Within days of Castor’s news conference announcing Related’s proposal as the winner in 2021, a losing bidder, Tampa-based InVictus Development LLC, filed a formal protest. The company charged that a city selection committee member, Joe Robinson, had fouled the process by moving to throw out minority outreach scores. That action tilted the scales, InVictus said, toward Related.

Robinson, an engineer and longtime resident of West Tampa, signed a consulting contract worth up to $75,000 with the Tampa Housing Authority — a partner in the deal with Related — a month before initiating the move, the Times previously reported.

Robinson is chairperson of the West Tampa Community Redevelopment Area’s citizen advisory committee — the same body Van Warner, development manager for Related, has requested the extra funding from.

An administrative hearing officer later ruled city officials and appointees did nothing illegal in awarding the contract to Related.

The officer also dismissed InVictus’ other claim, that the city and Related violated the “cone of silence,” the requirement not to contact non-authorized city employees or attempt to influence the selection before it is announced.

But optics concerns with the pivotal project persisted: Previous Times reporting revealed Mayor Castor’s nephew worked for Related Group when the company secured the contract. And Castor’s partner, Ana Cruz, held a high-level position at Ballard Partners, a powerful lobbying firm that works for Related.

In previous statements, the city has said Castor wasn’t involved in the selection process and that every contract Ballard has with Tampa states Cruz won’t benefit from or participate in any city work.

Related is already a major player in Tampa’s development boom, playing a leading role in the nearly $350 million remake of Tampa’s West River area, just south of the Rome Yard parcel.
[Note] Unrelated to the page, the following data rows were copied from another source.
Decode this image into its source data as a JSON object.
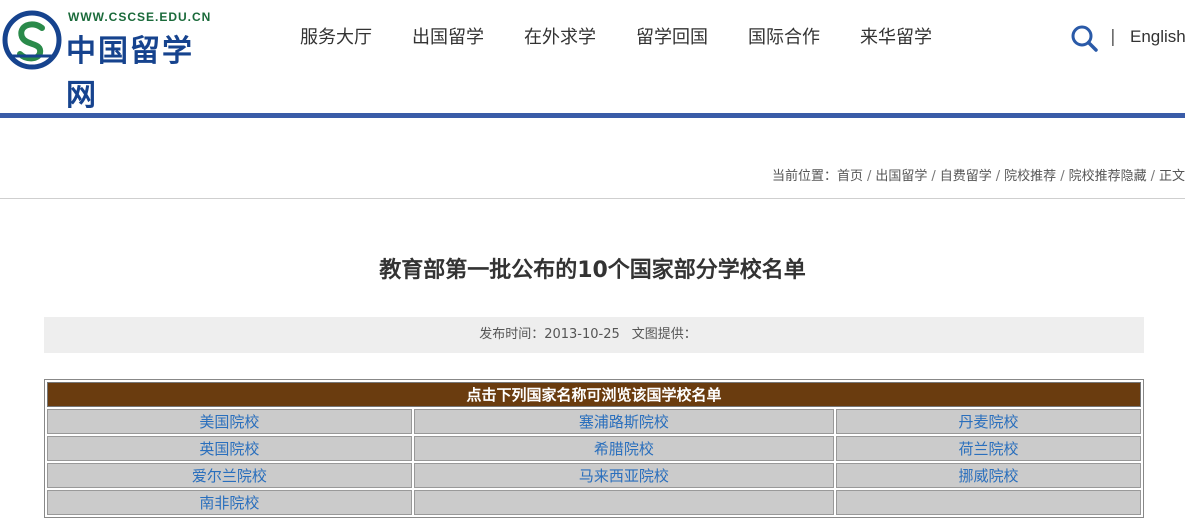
{
  "header": {
    "logo_url_text": "WWW.CSCSE.EDU.CN",
    "logo_cn_text": "中国留学网",
    "nav": [
      "服务大厅",
      "出国留学",
      "在外求学",
      "留学回国",
      "国际合作",
      "来华留学"
    ],
    "separator": "|",
    "english": "English"
  },
  "breadcrumb": {
    "prefix": "当前位置：",
    "items": [
      "首页",
      "出国留学",
      "自费留学",
      "院校推荐",
      "院校推荐隐藏",
      "正文"
    ]
  },
  "article": {
    "title": "教育部第一批公布的10个国家部分学校名单",
    "publish_label": "发布时间：2013-10-25",
    "source_label": "文图提供："
  },
  "table": {
    "header": "点击下列国家名称可浏览该国学校名单",
    "rows": [
      [
        "美国院校",
        "塞浦路斯院校",
        "丹麦院校"
      ],
      [
        "英国院校",
        "希腊院校",
        "荷兰院校"
      ],
      [
        "爱尔兰院校",
        "马来西亚院校",
        "挪威院校"
      ],
      [
        "南非院校",
        "",
        ""
      ]
    ]
  },
  "colors": {
    "accent_bar": "#3a5ca8",
    "table_header": "#6a3c0f",
    "link": "#2a6fbd",
    "logo_blue": "#16438e"
  },
  "icons": [
    "logo-mark-icon",
    "search-icon"
  ]
}
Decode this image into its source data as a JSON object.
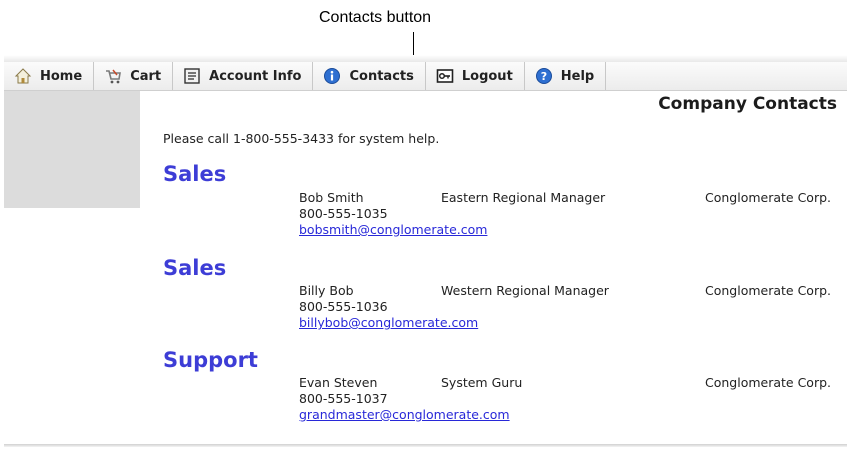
{
  "callout": {
    "text": "Contacts button"
  },
  "nav": {
    "items": [
      {
        "label": "Home",
        "icon": "home-icon"
      },
      {
        "label": "Cart",
        "icon": "cart-icon"
      },
      {
        "label": "Account Info",
        "icon": "account-info-icon"
      },
      {
        "label": "Contacts",
        "icon": "info-icon"
      },
      {
        "label": "Logout",
        "icon": "logout-icon"
      },
      {
        "label": "Help",
        "icon": "help-icon"
      }
    ]
  },
  "page": {
    "title": "Company Contacts",
    "help_text": "Please call 1-800-555-3433 for system help."
  },
  "sections": [
    {
      "heading": "Sales",
      "name": "Bob Smith",
      "role": "Eastern Regional Manager",
      "company": "Conglomerate Corp.",
      "phone": "800-555-1035",
      "email": "bobsmith@conglomerate.com"
    },
    {
      "heading": "Sales",
      "name": "Billy Bob",
      "role": "Western Regional Manager",
      "company": "Conglomerate Corp.",
      "phone": "800-555-1036",
      "email": "billybob@conglomerate.com"
    },
    {
      "heading": "Support",
      "name": "Evan Steven",
      "role": "System Guru",
      "company": "Conglomerate Corp.",
      "phone": "800-555-1037",
      "email": "grandmaster@conglomerate.com"
    }
  ],
  "colors": {
    "accent_heading": "#3d3dd6",
    "link": "#2828d8",
    "info_icon": "#2e6fd1"
  }
}
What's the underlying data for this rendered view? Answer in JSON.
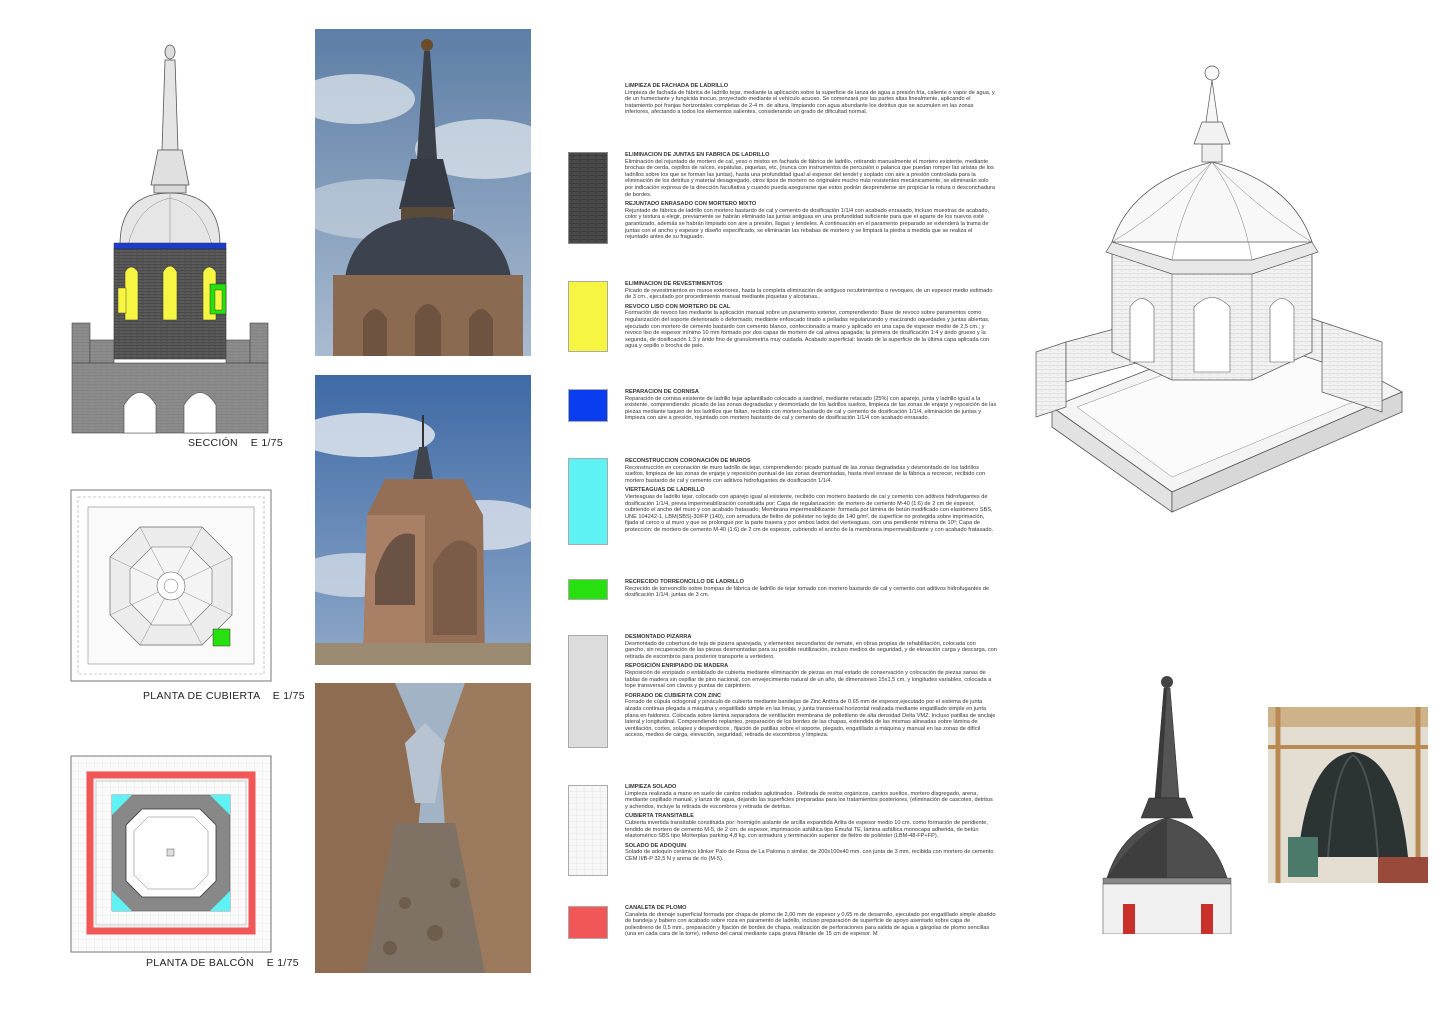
{
  "drawings": {
    "section_label": "SECCIÓN    E 1/75",
    "roof_plan_label": "PLANTA DE CUBIERTA    E 1/75",
    "balcony_plan_label": "PLANTA DE BALCÓN    E 1/75"
  },
  "legend": [
    {
      "swatch_color": "#4a4a4a",
      "swatch_pattern": "brick-dark",
      "entries": [
        {
          "title": "LIMPIEZA DE FACHADA DE LADRILLO",
          "text": "Limpieza de fachada de fábrica de ladrillo tejar, mediante la aplicación sobre la superficie de lanza de agua a presión fría, caliente o vapor de agua, y de un humectante y fungicida inocuo, proyectado mediante el vehículo acuoso. Se comenzará por las partes altas linealmente, aplicando el tratamiento por franjas horizontales completas de 2-4 m. de altura, limpiando con agua abundante los detritus que se acumulen en las zonas inferiores, afectando a todos los elementos salientes, considerando un grado de dificultad normal."
        },
        {
          "title": "ELIMINACION DE JUNTAS EN FABRICA DE LADRILLO",
          "text": "Eliminación del rejuntado de mortero de cal, yeso o mixtos en fachada de fábrica de ladrillo, retirando manualmente el mortero existente, mediante brochas de cerda, cepillos de raíces, espátulas, piquetas, etc, (nunca con instrumentos de percusión o palanca que puedan romper las aristas de los ladrillos sobre los que se forman las juntas), hasta una profundidad igual al espesor del tendel y soplado con aire a presión controlada para la eliminación de los detritus y material desagregado, otros tipos de mortero no originales mucho más resistentes mecánicamente, se eliminarán solo por indicación expresa de la dirección facultativa y cuando pueda asegurarse que estos podrán desprenderse sin propiciar la rotura o desconchadura de bordes."
        },
        {
          "title": "REJUNTADO ENRASADO CON MORTERO MIXTO",
          "text": "Rejuntado de fábrica de ladrillo con mortero bastardo de cal y cemento de dosificación 1/1/4 con acabado enrasado, incluso muestras de acabado, color y textura a elegir, previamente se habrán eliminado las juntas antiguas en una profundidad suficiente para que el agarre de los nuevos esté garantizado, además se habrán limpiado con aire a presión, llagas y tendeles. A continuación en el paramento preparado se extenderá la trama de juntas con el ancho y espesor y diseño especificado, se eliminarán las rebabas de mortero y se limpiará la piedra a medida que se realiza el rejuntado antes de su fraguado."
        }
      ]
    },
    {
      "swatch_color": "#f5f542",
      "swatch_pattern": "solid",
      "entries": [
        {
          "title": "ELIMINACION DE REVESTIMIENTOS",
          "text": "Picado de revestimientos en muros exteriores, hasta la completa eliminación de antiguos recubrimientos o revoques, de un espesor medio estimado de 3 cm., ejecutado por procedimiento manual mediante piquetas y alcotanas,."
        },
        {
          "title": "REVOCO LISO CON MORTERO DE CAL",
          "text": "Formación de revoco liso mediante la aplicación manual sobre un paramento exterior, comprendiendo: Base de revoco sobre paramentos como regularización del soporte deteriorado o deformado, mediante enfoscado tirado a pelladas regularizando y macizando oquedades y juntas abiertas, ejecutado con mortero de cemento bastardo con cemento blanco, confeccionado a mano y aplicado en una capa de espesor medio de 2,5 cm.; y revoco liso de espesor mínimo 10 mm formado por dos capas de mortero de cal aérea apagada; la primera de dosificación 1:4 y árido grueso y la segunda, de dosificación 1:3 y árido fino de granulometría muy cuidada. Acabado superficial: lavado de la superficie de la última capa aplicada con agua y cepillo o brocha de pelo."
        }
      ]
    },
    {
      "swatch_color": "#0a3cf0",
      "swatch_pattern": "solid",
      "entries": [
        {
          "title": "REPARACION DE CORNISA",
          "text": "Reparación de cornisa existente de ladrillo tejar aplantillado colocado a sardinel, mediante retacado (25%) con aparejo, junta y ladrillo igual a la existente, comprendiendo: picado de las zonas degradadas y desmontado de los ladrillos sueltos, limpieza de las zonas de enjarje y reposición de las piezas mediante taqueo de los ladrillos que faltan, recibido con mortero bastardo de cal y cemento de dosificación 1/1/4, eliminación de juntas y limpieza con aire a presión, rejuntado con mortero bastardo de cal y cemento de dosificación 1/1/4 con acabado enrasado."
        }
      ]
    },
    {
      "swatch_color": "#5ef2f5",
      "swatch_pattern": "solid",
      "entries": [
        {
          "title": "RECONSTRUCCION CORONACIÓN DE MUROS",
          "text": "Reconstrucción en coronación de muro ladrillo de tejar, comprendiendo: picado puntual de las zonas degradadas y desmontado de los ladrillos sueltos, limpieza de las zonas de enjarje y reposición puntual de las zonas desmontadas, hasta nivel enrase de la fábrica a recrecer, recibido con mortero bastardo de cal y cemento con aditivos hidrofugantes de dosificación 1/1/4."
        },
        {
          "title": "VIERTEAGUAS DE LADRILLO",
          "text": "Vierteaguas de ladrillo tejar, colocado con aparejo igual al existente, recibido con mortero bastardo de cal y cemento con aditivos hidrofugantes de dosificación 1/1/4, previa impermeabilización constituida por: Capa de regularización: de mortero de cemento M-40 (1:6) de 2 cm de espesor, cubriendo el ancho del muro y con acabado fratasado; Membrana impermeabilizante: formada por lámina de betún modificado con elastómero SBS, UNE 104242-1, LBM(SBS)-30/FP (140), con armadura de fieltro de poliéster no tejido de 140 g/m², de superficie no protegida sobre imprimación, fijada al cerco o al muro y que se prolongue por la parte trasera y por ambos lados del vierteaguas, con una pendiente mínima de 10º; Capa de protección: de mortero de cemento M-40 (1:6) de 2 cm de espesor, cubriendo el ancho de la membrana impermeabilizante y con acabado fratasado."
        }
      ]
    },
    {
      "swatch_color": "#28e010",
      "swatch_pattern": "solid",
      "entries": [
        {
          "title": "RECRECIDO TORREONCILLO DE LADRILLO",
          "text": "Recrecido de torreoncillo sobre trompas de fábrica de ladrillo de tejar tomado con mortero bastardo de cal y cemento con aditivos hidrofugantes de dosificación 1/1/4, juntas de 3 cm."
        }
      ]
    },
    {
      "swatch_color": "#dcdcdc",
      "swatch_pattern": "solid",
      "entries": [
        {
          "title": "DESMONTADO PIZARRA",
          "text": "Desmontado de cobertura de teja de pizarra aparejada, y elementos secundarios de remate, en obras propias de rehabilitación, colocada con gancho, sin recuperación de las piezas desmontadas para su posible reutilización, incluso medios de seguridad, y de elevación carga y descarga, con retirada de escombros para posterior transporte a vertedero."
        },
        {
          "title": "REPOSICIÓN ENRIPIADO DE MADERA",
          "text": "Reposición de enripiado o entablado de cubierta mediante eliminación de piezas en mal estado de conservación y colocación de piezas sanas de tablas de madera sin cepillar de pino nacional, con envejecimiento natural de un año, de dimensiones 15x1,5 cm, y longitudes variables, colocada a tope transversal con clavos y puntas de carpintero."
        },
        {
          "title": "FORRADO DE CUBIERTA CON ZINC",
          "text": "Forrado de cúpula octogonal y pináculo de cubierta mediante bandejas de Zinc Anthra de 0.65 mm de espesor,ejecutado por el sistema de junta alzada continua plegada a máquina y engatillado simple en las limas, y junta transversal horizontal realizada mediante engatillado simple en junta plana en faldones. Colocada sobre lámina separadora de ventilación membrana de polietileno de alta densidad Delta VMZ. Incluso patillas de anclaje lateral y longitudinal. Comprendiendo replanteo, preparación de los bordes de las chapas, extendida de las mismas alineadas sobre lámina de ventilación, cortes, solapes y desperdicios , fijación de patillas sobre el soporte, plegado, engatillado a máquina y manual en las zonas de difícil acceso, medios de carga, elevación, seguridad, retirada de escombros y limpieza."
        }
      ]
    },
    {
      "swatch_color": "#f6f6f6",
      "swatch_pattern": "tile-light",
      "entries": [
        {
          "title": "LIMPIEZA SOLADO",
          "text": "Limpieza realizada a mano en suelo de cantos rodados aglutinados . Retirada de restos orgánicos, cantos sueltos, mortero disgregado, arena, mediante cepillado manual, y lanza de agua, dejando las superficies preparadas para los tratamientos posteriores, (eliminación de cascotes, detritus y acheridos, incluye la retirada de escombros y retirada de detritus."
        },
        {
          "title": "CUBIERTA TRANSITABLE",
          "text": "Cubierta invertida transitable constituida por: hormigón aislante de arcilla expandida Arlita de espesor medio 10 cm. como formación de pendiente, tendido de mortero de cemento M-5, de 2 cm. de espesor, imprimación asfáltica tipo Emufal TE, lámina asfáltica monocapa adherida, de betún elastomérico SBS tipo Morterplas parking 4,8 kg. con armadura y terminación superior de fieltro de poliéster (LBM-48-FP+FP)."
        },
        {
          "title": "SOLADO DE ADOQUIN",
          "text": "Solado de adoquín cerámico klinker Palo de Rosa de La Paloma o similar, de 200x100x40 mm. con junta de 3 mm, recibida con mortero de cemento CEM II/B-P 32,5 N y arena de río (M-5)."
        }
      ]
    },
    {
      "swatch_color": "#f25757",
      "swatch_pattern": "solid",
      "entries": [
        {
          "title": "CANALETA DE PLOMO",
          "text": "Canaleta de drenaje superficial formada por chapa de plomo de 2,00 mm de espesor y 0,65 m de desarrollo, ejecutado por engatillado simple abatido de bandeja y babero con acabado sobre roza en paramento de ladrillo, incluso preparación de superficie de apoyo asentado sobre capa de poliestireno de 0,5 mm., preparación y fijación de bordes de chapa, realización de perforaciones para salida de agua a gárgolas de plomo sencillas (una en cada cara de la torre), relleno del canal mediante capa grava filtrante de 15 cm de espesor. M"
        }
      ]
    }
  ]
}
Related is also the developer of the Ritz-Carlton Residences on Bayshore.

Located between Rome Avenue and the Hillsborough River, and south of Columbus Drive, the Rome Yard tract is positioned with easy access to downtown, Tampa International Airport, South Tampa and the nearby Riverside and Seminole Heights neighborhoods.

Robinson, the advisory committee chairperson, told the Times Monday that the committee is awaiting guidance on Related’s funding request from the Tampa city attorney’s office.
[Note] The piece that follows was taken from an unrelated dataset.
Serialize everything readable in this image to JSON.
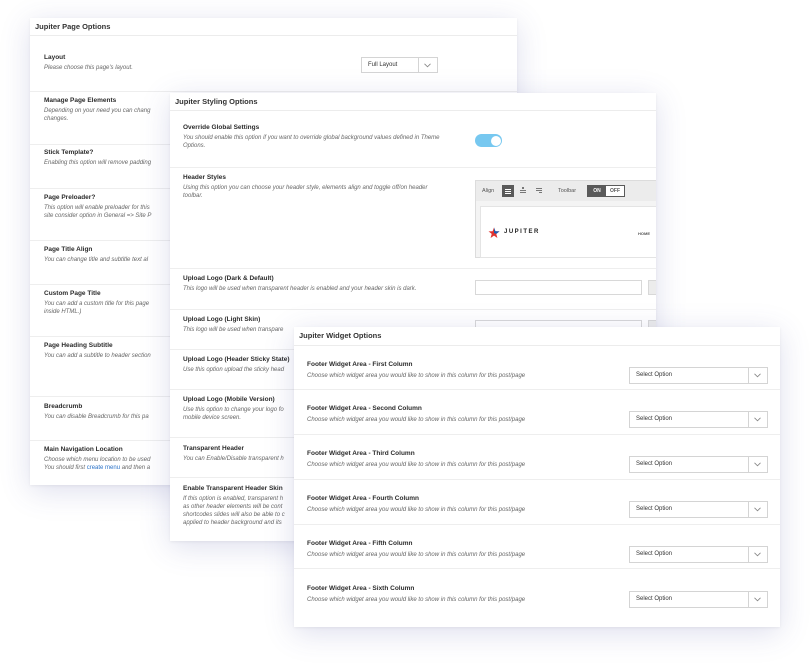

“First we have to know if it is even something we could do, if it is legal,” he said. “Then we can discuss it and then we’ll vote it up or down.”